** Opening TASK DATA block **
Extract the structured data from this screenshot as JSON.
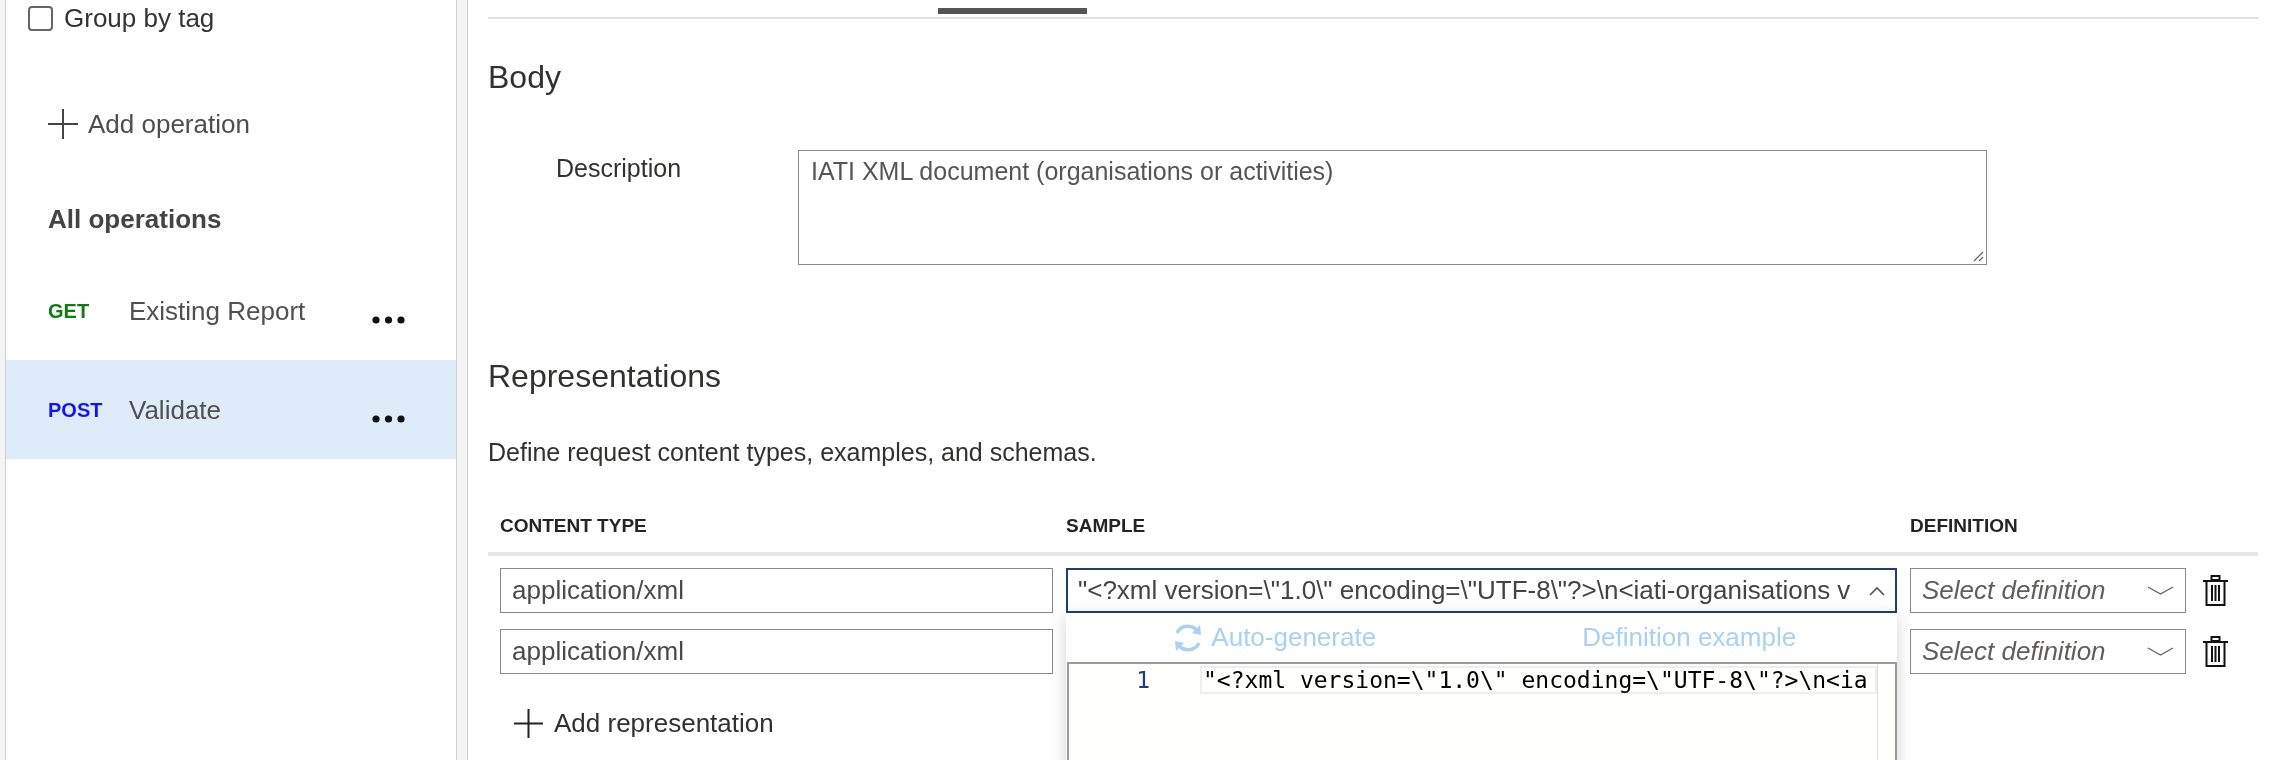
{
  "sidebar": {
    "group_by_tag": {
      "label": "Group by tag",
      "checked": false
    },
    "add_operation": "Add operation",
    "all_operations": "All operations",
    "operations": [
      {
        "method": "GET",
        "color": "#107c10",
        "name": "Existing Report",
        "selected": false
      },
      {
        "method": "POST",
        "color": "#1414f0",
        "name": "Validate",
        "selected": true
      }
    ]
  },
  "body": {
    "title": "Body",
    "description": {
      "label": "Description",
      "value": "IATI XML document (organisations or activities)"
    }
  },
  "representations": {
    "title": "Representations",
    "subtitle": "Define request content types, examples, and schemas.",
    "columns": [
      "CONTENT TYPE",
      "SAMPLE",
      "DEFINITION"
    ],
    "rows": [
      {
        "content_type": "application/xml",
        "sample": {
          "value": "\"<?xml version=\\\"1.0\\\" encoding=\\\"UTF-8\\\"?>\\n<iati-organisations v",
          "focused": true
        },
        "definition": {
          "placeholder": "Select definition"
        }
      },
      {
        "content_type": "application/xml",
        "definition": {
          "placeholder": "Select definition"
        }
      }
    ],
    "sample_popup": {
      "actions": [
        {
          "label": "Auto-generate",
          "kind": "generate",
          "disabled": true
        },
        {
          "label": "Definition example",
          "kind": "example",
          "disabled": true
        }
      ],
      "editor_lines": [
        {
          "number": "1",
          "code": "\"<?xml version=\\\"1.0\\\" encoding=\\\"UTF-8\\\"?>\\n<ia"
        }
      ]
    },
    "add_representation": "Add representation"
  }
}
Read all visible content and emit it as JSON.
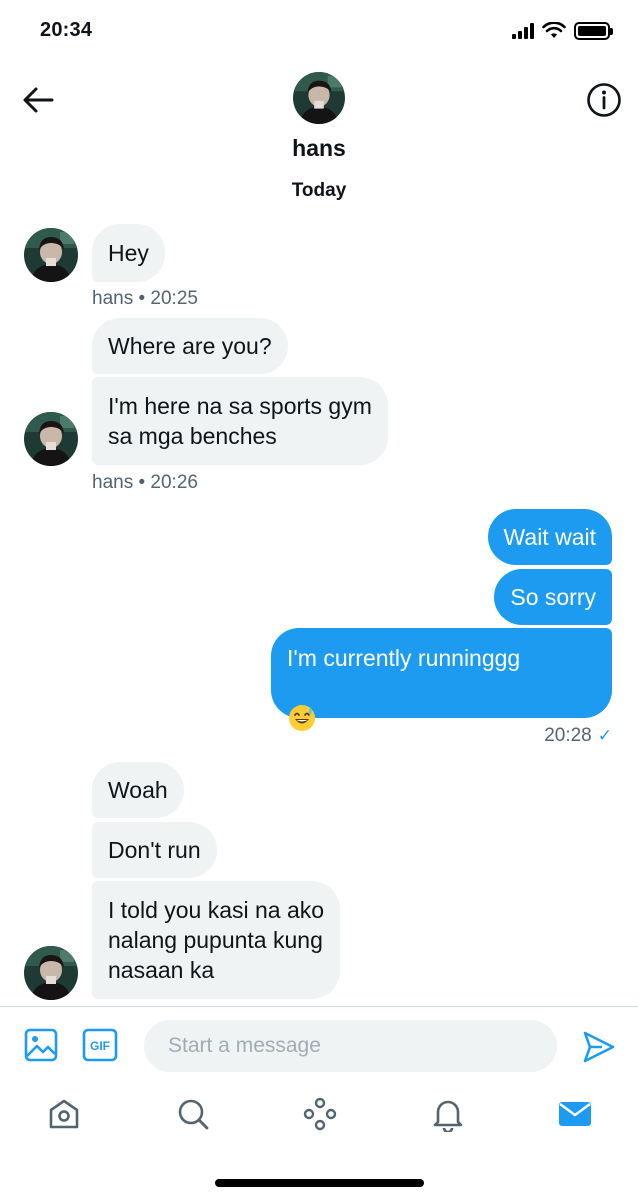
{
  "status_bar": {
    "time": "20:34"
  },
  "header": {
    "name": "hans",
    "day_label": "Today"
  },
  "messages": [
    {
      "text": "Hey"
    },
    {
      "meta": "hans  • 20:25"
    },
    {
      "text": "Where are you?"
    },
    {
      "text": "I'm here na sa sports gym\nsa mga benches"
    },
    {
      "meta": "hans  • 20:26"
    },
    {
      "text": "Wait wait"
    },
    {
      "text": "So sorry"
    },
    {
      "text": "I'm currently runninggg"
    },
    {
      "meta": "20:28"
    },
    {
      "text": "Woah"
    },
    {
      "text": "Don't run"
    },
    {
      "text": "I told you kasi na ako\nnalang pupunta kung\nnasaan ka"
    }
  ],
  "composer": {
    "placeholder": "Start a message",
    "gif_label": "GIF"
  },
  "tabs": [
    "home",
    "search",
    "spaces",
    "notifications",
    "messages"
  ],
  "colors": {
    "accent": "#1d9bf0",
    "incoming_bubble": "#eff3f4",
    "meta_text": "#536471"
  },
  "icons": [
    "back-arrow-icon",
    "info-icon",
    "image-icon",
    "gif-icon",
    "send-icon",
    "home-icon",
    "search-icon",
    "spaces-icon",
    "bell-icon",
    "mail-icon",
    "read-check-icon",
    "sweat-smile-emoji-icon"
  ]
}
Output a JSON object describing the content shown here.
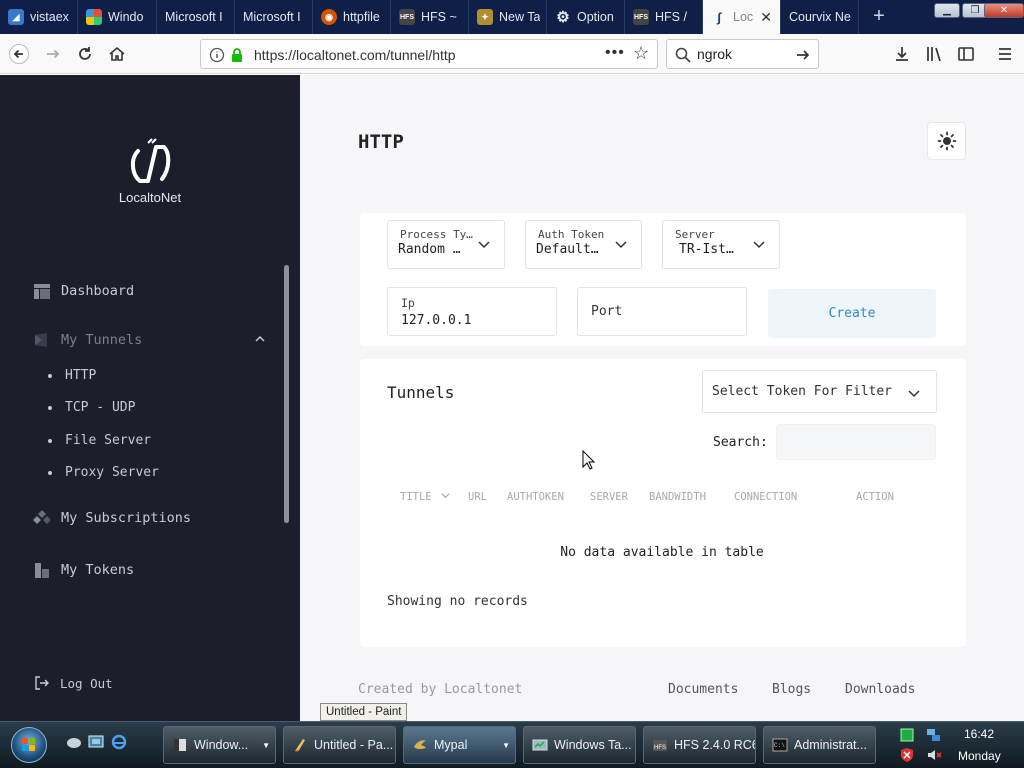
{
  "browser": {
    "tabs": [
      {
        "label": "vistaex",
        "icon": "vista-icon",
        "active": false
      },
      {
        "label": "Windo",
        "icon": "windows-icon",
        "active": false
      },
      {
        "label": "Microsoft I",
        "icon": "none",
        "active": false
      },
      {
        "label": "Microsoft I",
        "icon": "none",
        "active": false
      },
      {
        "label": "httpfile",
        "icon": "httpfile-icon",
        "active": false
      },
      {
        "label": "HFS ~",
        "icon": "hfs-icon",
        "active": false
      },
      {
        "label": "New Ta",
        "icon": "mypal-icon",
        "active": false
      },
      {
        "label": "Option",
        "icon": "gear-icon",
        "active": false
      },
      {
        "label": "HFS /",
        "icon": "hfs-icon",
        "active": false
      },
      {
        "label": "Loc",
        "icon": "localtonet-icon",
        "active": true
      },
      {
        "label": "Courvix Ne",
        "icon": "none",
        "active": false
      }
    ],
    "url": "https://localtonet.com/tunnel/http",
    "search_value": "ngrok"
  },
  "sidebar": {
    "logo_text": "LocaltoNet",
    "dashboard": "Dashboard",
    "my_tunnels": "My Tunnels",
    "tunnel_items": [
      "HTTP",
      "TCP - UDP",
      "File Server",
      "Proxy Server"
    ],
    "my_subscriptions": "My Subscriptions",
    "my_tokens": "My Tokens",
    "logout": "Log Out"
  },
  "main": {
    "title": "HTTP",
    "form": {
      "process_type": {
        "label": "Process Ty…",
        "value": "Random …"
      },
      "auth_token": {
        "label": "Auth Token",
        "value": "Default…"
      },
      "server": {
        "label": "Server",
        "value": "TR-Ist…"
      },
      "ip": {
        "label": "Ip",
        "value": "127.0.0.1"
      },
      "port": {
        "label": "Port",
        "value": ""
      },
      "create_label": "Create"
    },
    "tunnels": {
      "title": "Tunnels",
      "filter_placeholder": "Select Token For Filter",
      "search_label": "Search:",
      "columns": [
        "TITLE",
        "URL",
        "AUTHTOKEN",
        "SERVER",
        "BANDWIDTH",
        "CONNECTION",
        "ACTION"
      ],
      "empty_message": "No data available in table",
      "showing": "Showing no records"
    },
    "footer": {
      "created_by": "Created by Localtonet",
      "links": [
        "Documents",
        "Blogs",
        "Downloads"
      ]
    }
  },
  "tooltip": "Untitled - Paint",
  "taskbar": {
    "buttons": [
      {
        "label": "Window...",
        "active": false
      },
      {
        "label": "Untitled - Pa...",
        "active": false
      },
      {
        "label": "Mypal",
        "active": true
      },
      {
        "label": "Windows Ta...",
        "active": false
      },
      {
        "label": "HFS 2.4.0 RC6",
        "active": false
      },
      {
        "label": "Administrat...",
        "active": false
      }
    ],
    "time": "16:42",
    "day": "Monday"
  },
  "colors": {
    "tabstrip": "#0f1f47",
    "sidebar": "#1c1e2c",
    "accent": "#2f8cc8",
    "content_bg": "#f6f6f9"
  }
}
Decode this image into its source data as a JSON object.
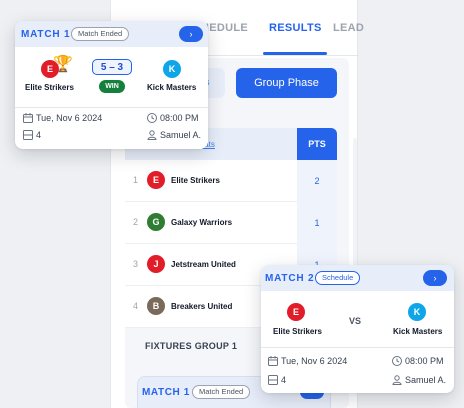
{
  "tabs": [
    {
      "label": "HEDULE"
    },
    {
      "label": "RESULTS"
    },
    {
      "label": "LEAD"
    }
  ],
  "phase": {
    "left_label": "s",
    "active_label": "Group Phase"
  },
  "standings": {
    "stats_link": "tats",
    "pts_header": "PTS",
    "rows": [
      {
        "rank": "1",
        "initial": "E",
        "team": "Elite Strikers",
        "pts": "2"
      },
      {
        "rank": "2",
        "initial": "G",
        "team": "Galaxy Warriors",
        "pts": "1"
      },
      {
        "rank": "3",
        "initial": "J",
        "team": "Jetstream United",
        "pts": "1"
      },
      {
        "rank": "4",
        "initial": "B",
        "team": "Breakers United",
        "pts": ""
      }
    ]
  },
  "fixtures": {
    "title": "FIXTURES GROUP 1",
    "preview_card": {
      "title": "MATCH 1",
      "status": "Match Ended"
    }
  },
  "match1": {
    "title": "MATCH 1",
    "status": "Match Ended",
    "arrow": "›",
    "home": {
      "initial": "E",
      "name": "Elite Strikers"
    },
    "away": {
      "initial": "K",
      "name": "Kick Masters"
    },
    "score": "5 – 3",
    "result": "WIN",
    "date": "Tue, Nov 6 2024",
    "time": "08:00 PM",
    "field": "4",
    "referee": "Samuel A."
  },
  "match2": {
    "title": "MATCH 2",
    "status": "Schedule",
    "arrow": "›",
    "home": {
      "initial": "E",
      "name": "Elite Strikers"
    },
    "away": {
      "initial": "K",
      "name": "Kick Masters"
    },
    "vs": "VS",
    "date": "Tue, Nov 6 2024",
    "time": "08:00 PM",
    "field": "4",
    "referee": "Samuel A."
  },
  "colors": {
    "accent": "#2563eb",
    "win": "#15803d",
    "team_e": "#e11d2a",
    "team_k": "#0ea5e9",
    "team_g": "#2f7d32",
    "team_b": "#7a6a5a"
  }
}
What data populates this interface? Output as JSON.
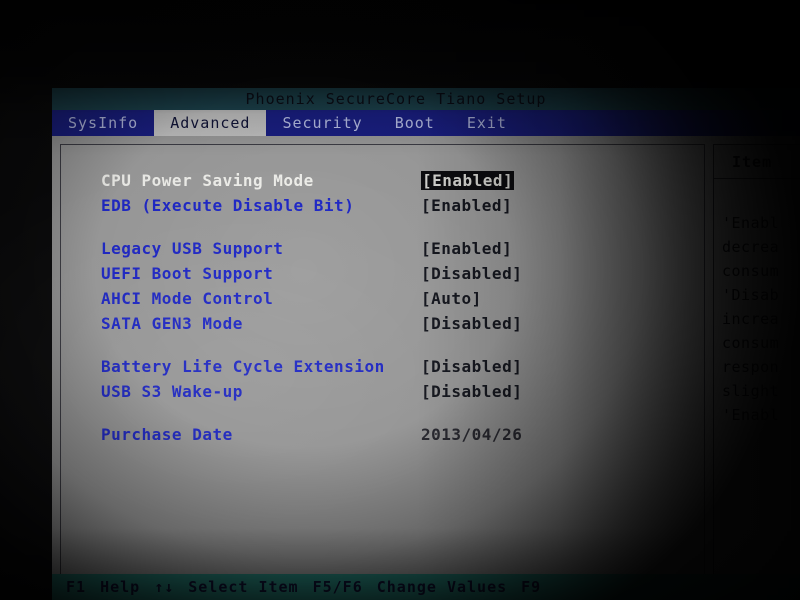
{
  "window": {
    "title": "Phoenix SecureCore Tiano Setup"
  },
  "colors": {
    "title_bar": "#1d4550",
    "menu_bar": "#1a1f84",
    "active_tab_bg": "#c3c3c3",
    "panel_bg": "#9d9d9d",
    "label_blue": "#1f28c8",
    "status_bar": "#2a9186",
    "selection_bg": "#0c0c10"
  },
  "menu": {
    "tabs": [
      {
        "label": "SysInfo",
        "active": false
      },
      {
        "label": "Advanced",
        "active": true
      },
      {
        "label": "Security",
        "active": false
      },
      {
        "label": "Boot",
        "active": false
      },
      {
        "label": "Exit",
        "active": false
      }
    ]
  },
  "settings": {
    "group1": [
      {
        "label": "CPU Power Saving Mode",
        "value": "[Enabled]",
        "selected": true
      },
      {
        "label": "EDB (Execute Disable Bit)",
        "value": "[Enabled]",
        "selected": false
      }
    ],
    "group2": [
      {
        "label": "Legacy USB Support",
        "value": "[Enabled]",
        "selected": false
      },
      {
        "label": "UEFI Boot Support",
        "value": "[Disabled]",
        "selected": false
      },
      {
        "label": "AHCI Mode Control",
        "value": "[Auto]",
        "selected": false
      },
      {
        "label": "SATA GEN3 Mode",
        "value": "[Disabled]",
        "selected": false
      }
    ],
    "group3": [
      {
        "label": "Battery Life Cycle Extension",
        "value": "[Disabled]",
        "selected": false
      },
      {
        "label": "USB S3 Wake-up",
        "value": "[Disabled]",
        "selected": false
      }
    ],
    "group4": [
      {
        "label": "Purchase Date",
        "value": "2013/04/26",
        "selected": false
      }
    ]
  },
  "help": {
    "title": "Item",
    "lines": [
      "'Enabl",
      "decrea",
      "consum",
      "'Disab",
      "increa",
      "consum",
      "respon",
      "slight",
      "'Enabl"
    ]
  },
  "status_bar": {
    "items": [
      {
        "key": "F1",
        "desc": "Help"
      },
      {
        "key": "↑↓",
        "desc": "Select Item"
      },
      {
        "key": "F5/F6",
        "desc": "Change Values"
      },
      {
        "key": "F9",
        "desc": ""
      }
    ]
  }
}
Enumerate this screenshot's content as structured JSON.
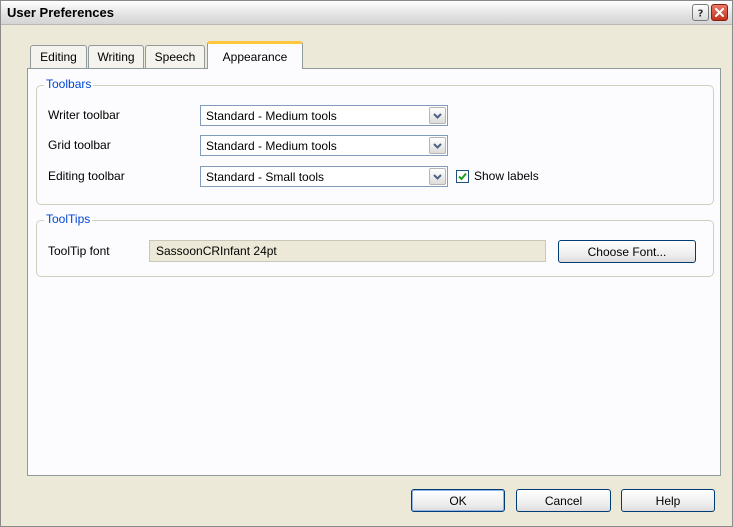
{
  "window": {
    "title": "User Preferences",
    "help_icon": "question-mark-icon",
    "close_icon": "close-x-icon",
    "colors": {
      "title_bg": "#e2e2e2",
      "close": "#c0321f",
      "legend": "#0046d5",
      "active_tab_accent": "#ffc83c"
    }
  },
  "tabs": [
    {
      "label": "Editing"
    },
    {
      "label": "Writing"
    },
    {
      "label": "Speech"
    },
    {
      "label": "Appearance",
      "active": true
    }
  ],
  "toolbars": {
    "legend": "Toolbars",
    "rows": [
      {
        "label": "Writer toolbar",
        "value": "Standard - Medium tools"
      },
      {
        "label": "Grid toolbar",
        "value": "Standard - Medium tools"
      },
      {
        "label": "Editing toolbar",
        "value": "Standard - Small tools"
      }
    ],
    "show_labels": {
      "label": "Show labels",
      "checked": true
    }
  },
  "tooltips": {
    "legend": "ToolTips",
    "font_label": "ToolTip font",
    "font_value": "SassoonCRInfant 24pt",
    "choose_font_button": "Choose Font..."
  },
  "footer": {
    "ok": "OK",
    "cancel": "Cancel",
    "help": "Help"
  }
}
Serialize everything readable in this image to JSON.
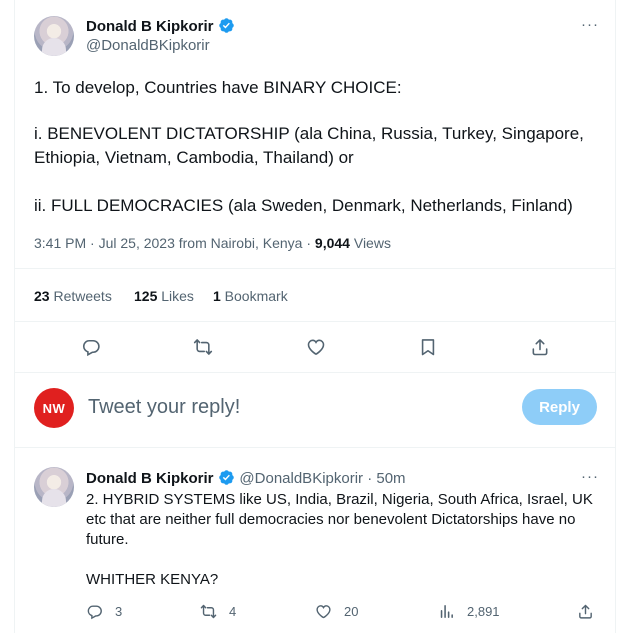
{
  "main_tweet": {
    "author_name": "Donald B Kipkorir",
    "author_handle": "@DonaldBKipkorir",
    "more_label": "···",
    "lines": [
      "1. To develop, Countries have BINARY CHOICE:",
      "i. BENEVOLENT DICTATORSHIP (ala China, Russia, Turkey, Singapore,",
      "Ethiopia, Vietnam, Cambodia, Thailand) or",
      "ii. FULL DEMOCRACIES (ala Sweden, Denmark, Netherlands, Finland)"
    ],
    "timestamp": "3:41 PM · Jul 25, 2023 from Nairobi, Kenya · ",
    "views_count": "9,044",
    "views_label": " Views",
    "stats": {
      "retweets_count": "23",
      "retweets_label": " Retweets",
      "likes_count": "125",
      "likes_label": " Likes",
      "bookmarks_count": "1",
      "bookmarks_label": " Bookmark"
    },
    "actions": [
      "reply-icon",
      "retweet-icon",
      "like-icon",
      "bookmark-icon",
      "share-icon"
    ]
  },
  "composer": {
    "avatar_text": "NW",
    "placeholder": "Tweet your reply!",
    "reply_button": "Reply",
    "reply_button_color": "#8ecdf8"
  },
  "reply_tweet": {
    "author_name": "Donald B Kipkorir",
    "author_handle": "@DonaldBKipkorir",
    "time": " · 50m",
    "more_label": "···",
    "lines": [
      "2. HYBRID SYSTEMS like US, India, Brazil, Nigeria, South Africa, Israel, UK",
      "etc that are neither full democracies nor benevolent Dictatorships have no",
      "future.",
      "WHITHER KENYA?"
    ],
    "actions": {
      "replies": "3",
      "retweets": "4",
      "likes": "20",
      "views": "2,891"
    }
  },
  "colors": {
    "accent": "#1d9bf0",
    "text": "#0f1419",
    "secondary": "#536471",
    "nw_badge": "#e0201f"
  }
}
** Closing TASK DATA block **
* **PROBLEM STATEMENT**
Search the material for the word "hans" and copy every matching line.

* **EXERCISE RESPONSE**
    "name": "hans",
      "meta": "hans  • 20:25"
      "meta": "hans  • 20:26"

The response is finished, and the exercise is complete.